Luke Geissbuhler and his kids decided they wanted to send an HD video camera high into the stratosphere, so they spent eight months researching and testing for their project before finally launching their Go Pro Hero HD-laden balloon from Newburgh, New York. The balloon rose for 70 minutes to a height of 100,000 feet (19 miles) above the Earth before popping.
The video includes audio, so you get to experience what it looks and sounds like to be floating 19 miles above the Earth, surrounded by the blackness of space.
Viral marketing agency The Viral Factory is helping Samsung with an experiment in which they’re planning to drop 100 SD cards attached to paper airplanes from 21 miles above the Earth in the stratosphere. Instructions will be printed on the paper airplane informing anyone who finds one of the experiment and what they can do to participate. Finders are encouraged to shoot with the cards and then upload anything taken to the Project Space Planes website.
The claim that the planes will “carry the messages across the world” is a bit farfetched, but supposedly the planes could potentially travel hundreds of miles depending on the wind conditions. The experiment is planned for mid-October.

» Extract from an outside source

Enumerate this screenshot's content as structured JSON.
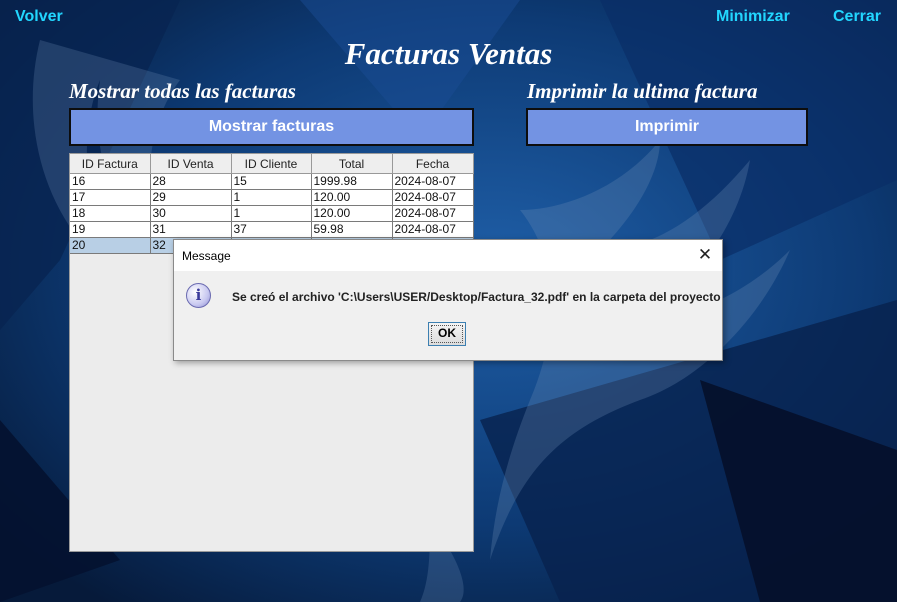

Read more…
Pacific Star is a photography project by Colin Rich in which he sends programmed cameras up to epic heights using homemade weather balloons. This is an interesting step-by-step look into what went into the second launch. After purchasing two Canon compact cameras on eBay, Rich programmed them to take 3 photos every 3 minutes, and shoot a minute of video every fourth minute. The cameras were then insulated in styrofoam, and sent up to 125,000 feet before the balloon burst. With the help of a parachute, the cameras descended for 35 minutes and landed about 15-20 miles away.
We’ve seen photos and videos of cameras launched before, but this one is interesting, informational, and well made.